■ **WHAT TO WORK ON**:
Check every line of the entries below for "icon", and copy the lines that have it.

*** INFORMATION SHOWN ***

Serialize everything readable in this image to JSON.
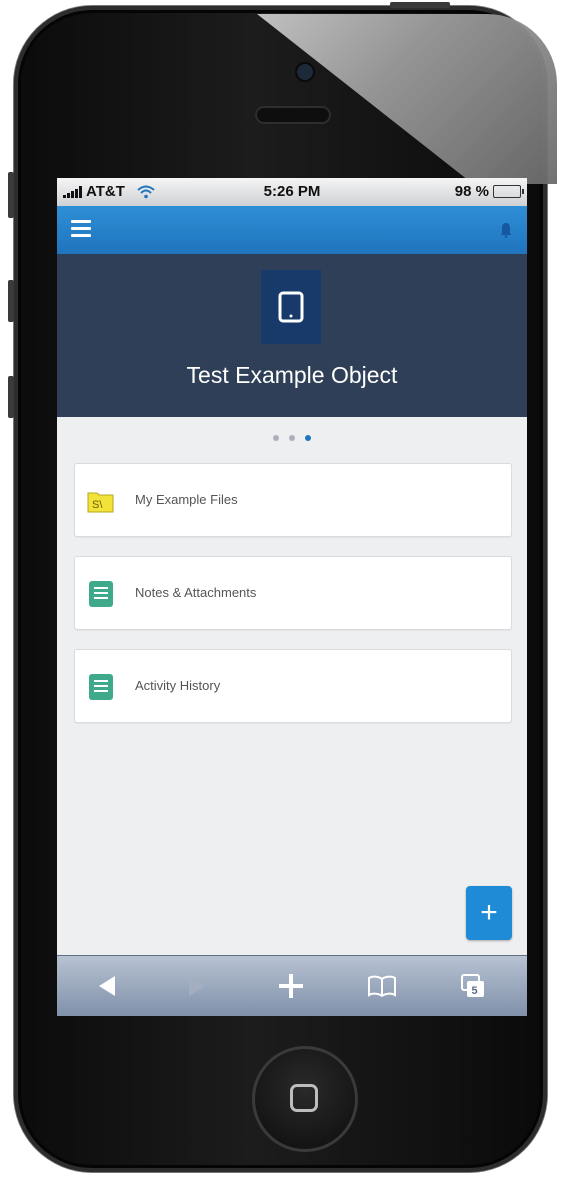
{
  "status_bar": {
    "carrier": "AT&T",
    "time": "5:26 PM",
    "battery": "98 %",
    "battery_level": 0.98
  },
  "header": {
    "menu_icon": "hamburger-icon",
    "notification_icon": "bell-icon"
  },
  "hero": {
    "icon": "tablet-icon",
    "title": "Test Example Object"
  },
  "pager": {
    "count": 3,
    "active_index": 2
  },
  "list": [
    {
      "label": "My Example Files",
      "icon": "folder-files-icon",
      "color": "#f2e23a"
    },
    {
      "label": "Notes & Attachments",
      "icon": "notes-icon",
      "color": "#3fa98b"
    },
    {
      "label": "Activity History",
      "icon": "activity-icon",
      "color": "#3fa98b"
    }
  ],
  "fab": {
    "label": "+",
    "icon": "plus-icon"
  },
  "browser_toolbar": {
    "items": [
      "back-icon",
      "forward-icon",
      "add-icon",
      "bookmarks-icon",
      "tabs-icon"
    ],
    "tabs_count": "5"
  },
  "colors": {
    "header_blue": "#1f74bd",
    "hero_bg": "#2f3f57",
    "accent": "#1f8ad6"
  }
}
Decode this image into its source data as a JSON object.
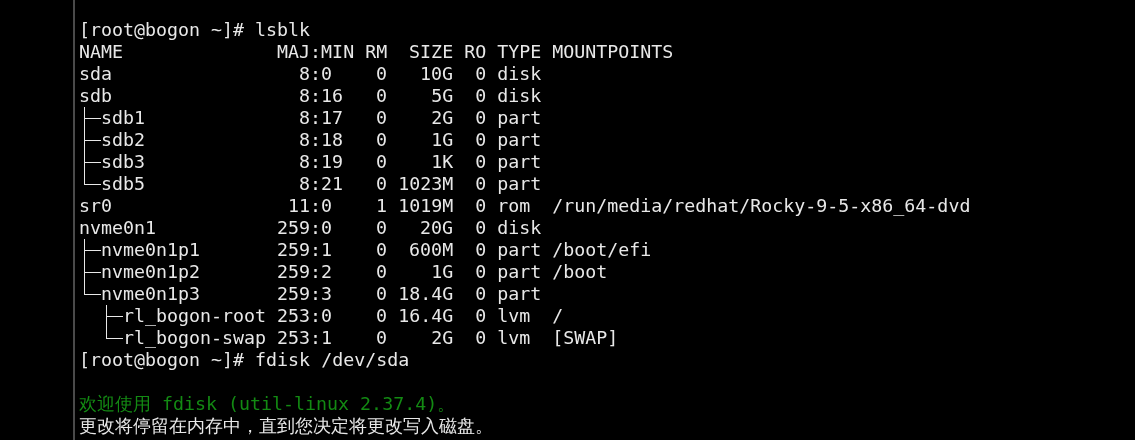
{
  "terminal": {
    "blocks": [
      {
        "kind": "prompt",
        "text": "[root@bogon ~]# lsblk"
      },
      {
        "kind": "table",
        "columns": [
          "NAME",
          "MAJ:MIN",
          "RM",
          "SIZE",
          "RO",
          "TYPE",
          "MOUNTPOINTS"
        ],
        "rows": [
          {
            "name": "sda",
            "maj_min": "8:0",
            "rm": "0",
            "size": "10G",
            "ro": "0",
            "type": "disk"
          },
          {
            "name": "sdb",
            "maj_min": "8:16",
            "rm": "0",
            "size": "5G",
            "ro": "0",
            "type": "disk",
            "children": [
              {
                "name": "sdb1",
                "maj_min": "8:17",
                "rm": "0",
                "size": "2G",
                "ro": "0",
                "type": "part"
              },
              {
                "name": "sdb2",
                "maj_min": "8:18",
                "rm": "0",
                "size": "1G",
                "ro": "0",
                "type": "part"
              },
              {
                "name": "sdb3",
                "maj_min": "8:19",
                "rm": "0",
                "size": "1K",
                "ro": "0",
                "type": "part"
              },
              {
                "name": "sdb5",
                "maj_min": "8:21",
                "rm": "0",
                "size": "1023M",
                "ro": "0",
                "type": "part"
              }
            ]
          },
          {
            "name": "sr0",
            "maj_min": "11:0",
            "rm": "1",
            "size": "1019M",
            "ro": "0",
            "type": "rom",
            "mountpoint": "/run/media/redhat/Rocky-9-5-x86_64-dvd"
          },
          {
            "name": "nvme0n1",
            "maj_min": "259:0",
            "rm": "0",
            "size": "20G",
            "ro": "0",
            "type": "disk",
            "children": [
              {
                "name": "nvme0n1p1",
                "maj_min": "259:1",
                "rm": "0",
                "size": "600M",
                "ro": "0",
                "type": "part",
                "mountpoint": "/boot/efi"
              },
              {
                "name": "nvme0n1p2",
                "maj_min": "259:2",
                "rm": "0",
                "size": "1G",
                "ro": "0",
                "type": "part",
                "mountpoint": "/boot"
              },
              {
                "name": "nvme0n1p3",
                "maj_min": "259:3",
                "rm": "0",
                "size": "18.4G",
                "ro": "0",
                "type": "part",
                "children": [
                  {
                    "name": "rl_bogon-root",
                    "maj_min": "253:0",
                    "rm": "0",
                    "size": "16.4G",
                    "ro": "0",
                    "type": "lvm",
                    "mountpoint": "/"
                  },
                  {
                    "name": "rl_bogon-swap",
                    "maj_min": "253:1",
                    "rm": "0",
                    "size": "2G",
                    "ro": "0",
                    "type": "lvm",
                    "mountpoint": "[SWAP]"
                  }
                ]
              }
            ]
          }
        ]
      },
      {
        "kind": "prompt",
        "text": "[root@bogon ~]# fdisk /dev/sda"
      },
      {
        "kind": "blank"
      },
      {
        "kind": "welcome",
        "text": "欢迎使用 fdisk (util-linux 2.37.4)。"
      },
      {
        "kind": "output",
        "text": "更改将停留在内存中，直到您决定将更改写入磁盘。"
      }
    ]
  }
}
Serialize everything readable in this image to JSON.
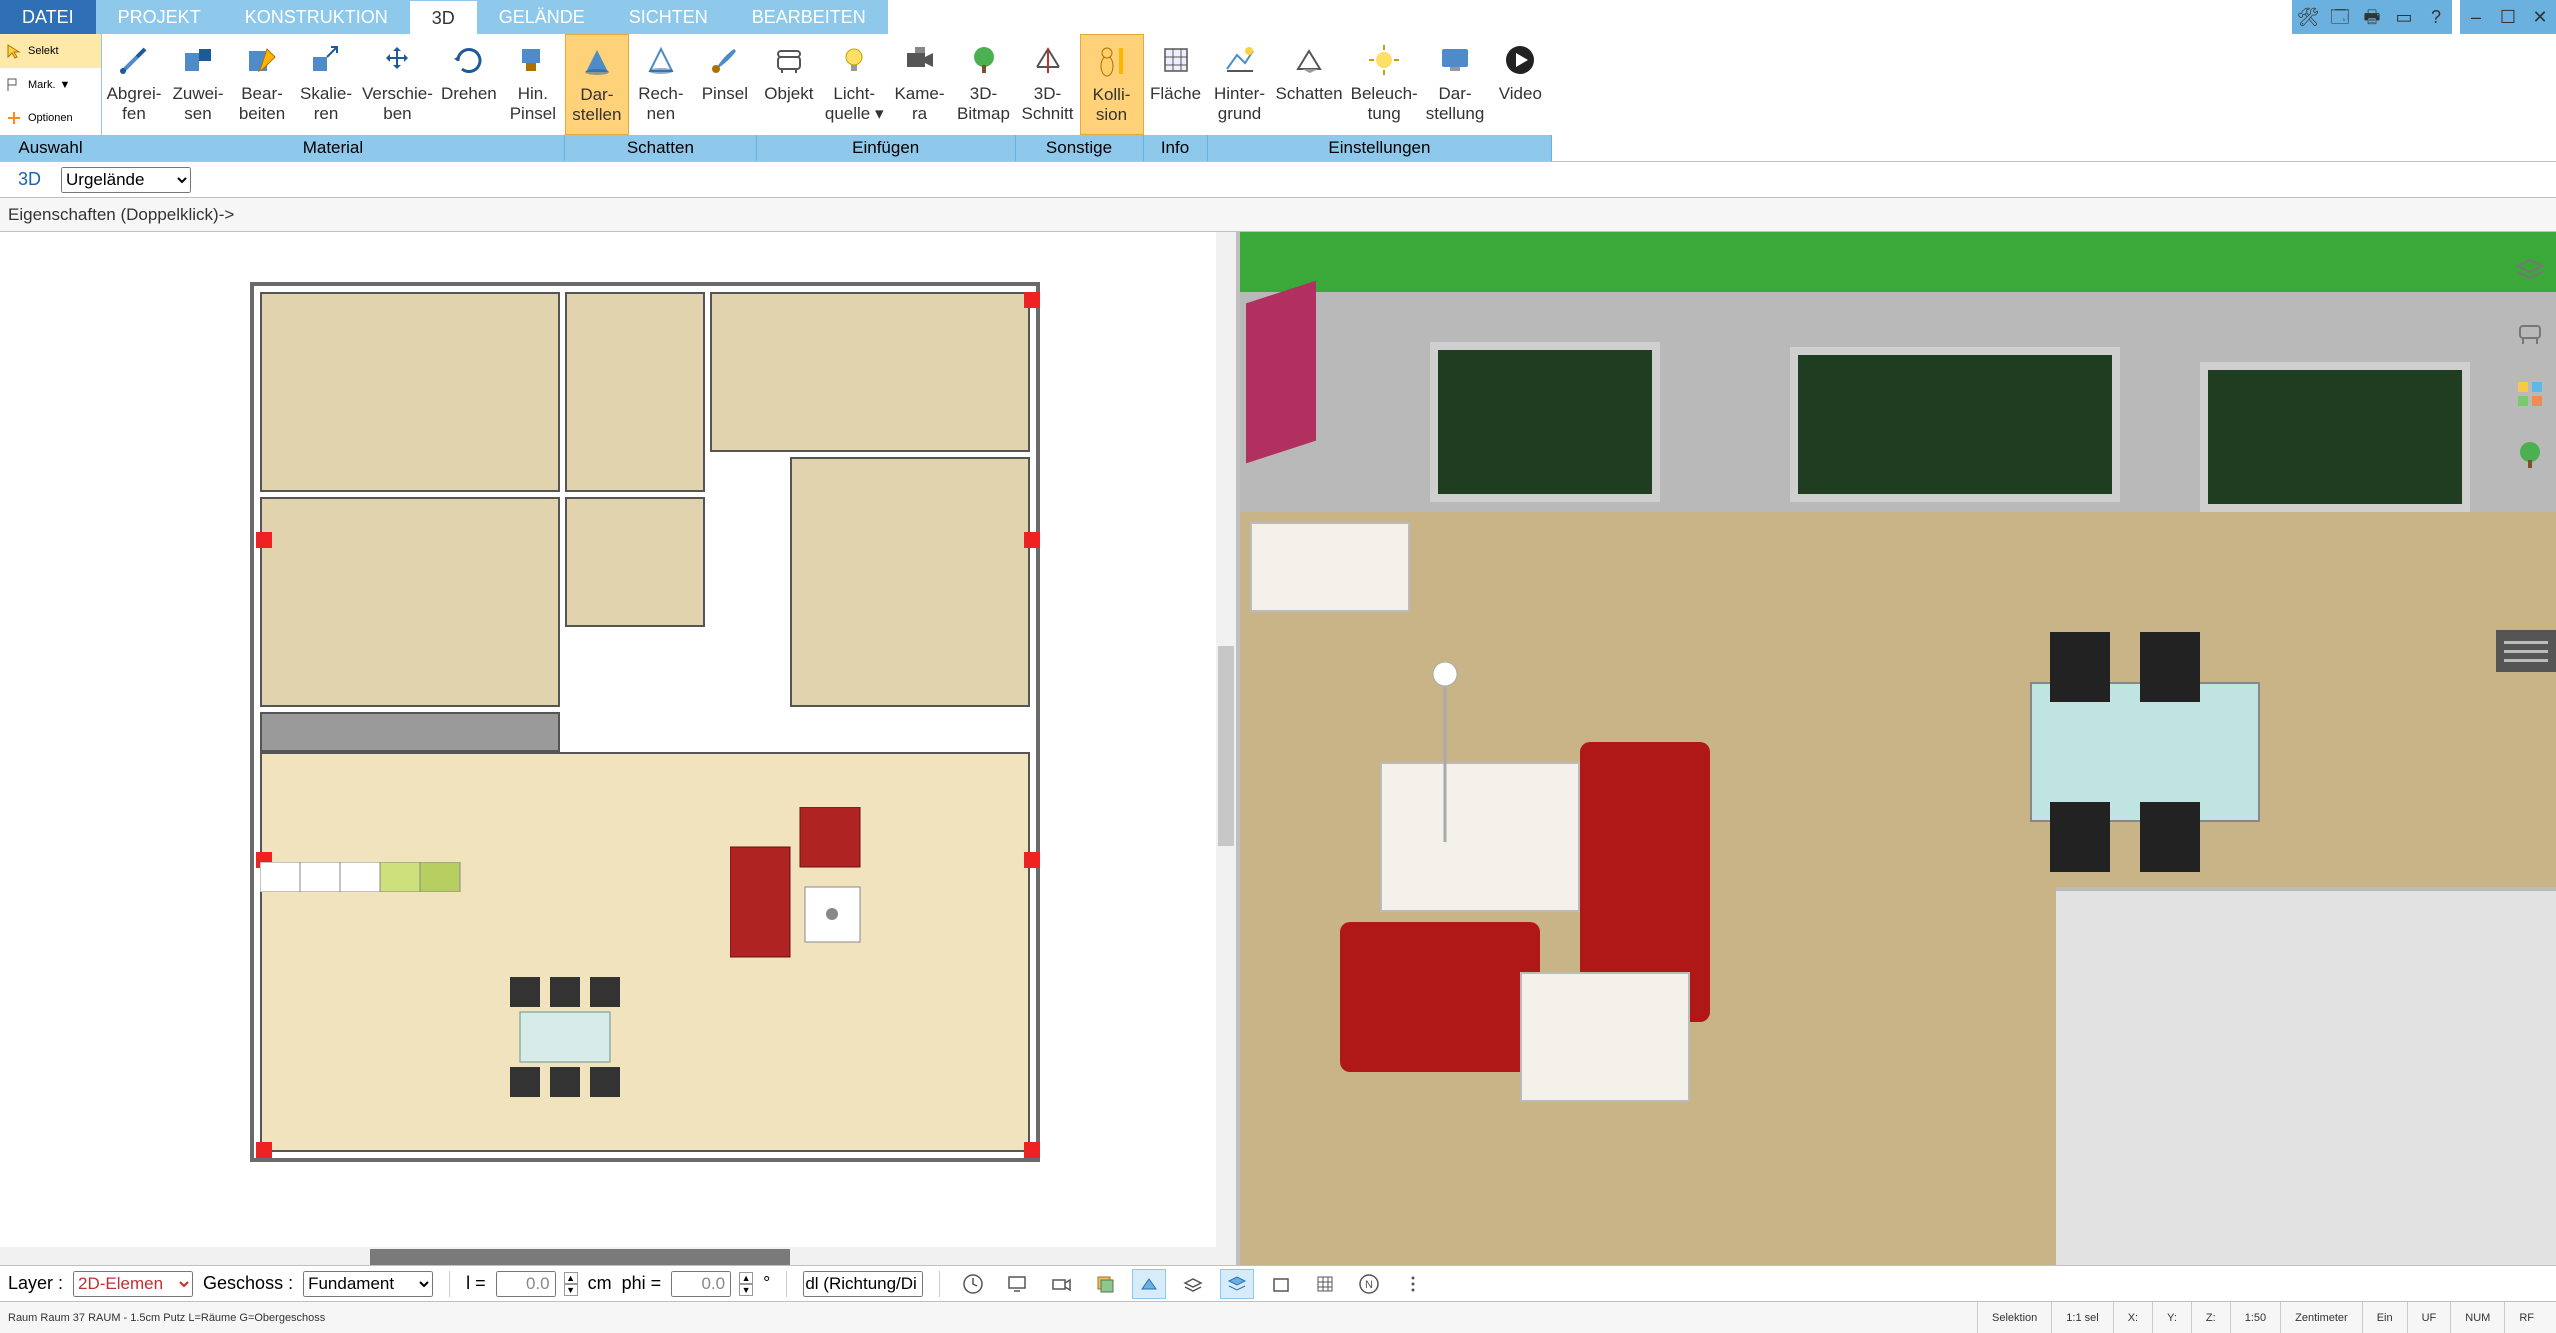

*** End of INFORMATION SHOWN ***

■ **EXERCISE OUTPUT**:
    "menu_icon": "hamburger-icon",
    "notification_icon": "bell-icon"
    "icon": "tablet-icon",
      "icon": "folder-files-icon",
      "icon": "notes-icon",
      "icon": "activity-icon",
    "icon": "plus-icon"
      "back-icon",
      "forward-icon",
      "add-icon",
      "bookmarks-icon",
      "tabs-icon"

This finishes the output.